Michael D. Dake

Publication Details

  • Use of a self-expanding vascular occluder for embolization during endovascular aortic aneurysm repair JOURNAL OF VASCULAR AND INTERVENTIONAL RADIOLOGY Kato, N., Semba, C. P., Dake, M. D. 1997; 8 (1): 27-33

    Abstract:

    Repair of aortic aneurysms with use of stent-graft techniques may require occlusion of large branch vessels to prevent back-bleeding into the excluded aneurysmal sac. The authors describe their experience using a self-expanding vascular occluder (SEVO) to occlude flow in branch arteries during aortic stent-grafting.Eighty-four patients (65 men, 19 women; mean age, 64 years) underwent thoracic (n = 72) or abdominal aortic (n = 12) stent-grafting. Aneurysm repair was performed using nonbifurcated Z stents covered with polyester or polytetrafluoroethylene (PTFE) fabric.
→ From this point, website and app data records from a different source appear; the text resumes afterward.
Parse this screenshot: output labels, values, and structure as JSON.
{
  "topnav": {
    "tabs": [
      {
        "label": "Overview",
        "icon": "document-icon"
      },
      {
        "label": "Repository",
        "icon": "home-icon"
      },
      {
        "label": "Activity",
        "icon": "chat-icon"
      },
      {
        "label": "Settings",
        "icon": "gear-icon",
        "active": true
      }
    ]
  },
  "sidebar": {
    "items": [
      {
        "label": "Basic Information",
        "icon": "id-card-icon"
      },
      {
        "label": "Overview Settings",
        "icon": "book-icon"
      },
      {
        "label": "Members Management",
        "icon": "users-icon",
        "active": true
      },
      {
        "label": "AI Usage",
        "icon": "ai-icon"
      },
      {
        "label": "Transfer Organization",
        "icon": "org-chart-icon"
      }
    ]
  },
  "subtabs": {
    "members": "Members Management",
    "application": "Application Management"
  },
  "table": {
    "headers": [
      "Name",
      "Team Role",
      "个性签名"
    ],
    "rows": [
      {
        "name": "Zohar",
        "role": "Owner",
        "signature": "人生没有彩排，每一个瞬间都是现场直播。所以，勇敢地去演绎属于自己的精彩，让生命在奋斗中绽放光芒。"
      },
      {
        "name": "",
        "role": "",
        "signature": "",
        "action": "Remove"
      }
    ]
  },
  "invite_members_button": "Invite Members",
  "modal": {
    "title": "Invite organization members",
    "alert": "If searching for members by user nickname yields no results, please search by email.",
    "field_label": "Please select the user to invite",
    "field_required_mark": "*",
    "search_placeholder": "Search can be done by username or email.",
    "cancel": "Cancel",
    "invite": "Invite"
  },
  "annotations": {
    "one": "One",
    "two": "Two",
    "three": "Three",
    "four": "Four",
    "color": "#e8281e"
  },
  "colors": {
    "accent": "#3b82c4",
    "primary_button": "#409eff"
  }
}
SEVOs constructed from a Z stent (10-20 mm diameter) and PTFE were deployed through a separate catheter (14-20 F).Ten of 84 patients required embolization of large branch arteries with use of a SEVO during aortic stent-grafting (thoracic, n = 1; abdominal, n = 9). The SEVO was placed in the common iliac (n = 9) or subclavian artery (n = 1). The mean SEVO diameter was 14.7 mm (range, 10-20 mm). Eight patients undergoing SEVO embolization had immediate thrombosis of the treated artery. One patient required additional embolization with use of conventional coils. No patients had back-bleeding into the aneurysm, device migration, microembolization, or limb ischemia (mean follow-up, 140 days; range, 50-200). All 10 patients had complete thrombosis of the aortic aneurysm.Use of a novel self-expanding vascular occluding device is a safe and effective supplementary technique to occlude high-flow, large-diameter arterial branch vessels during endovascular aortic aneurysm repair.

    View details for Web of Science ID A1997WR45900005

    View details for PubMedID 9025035

Stanford Medicine Resources:

Footer Links: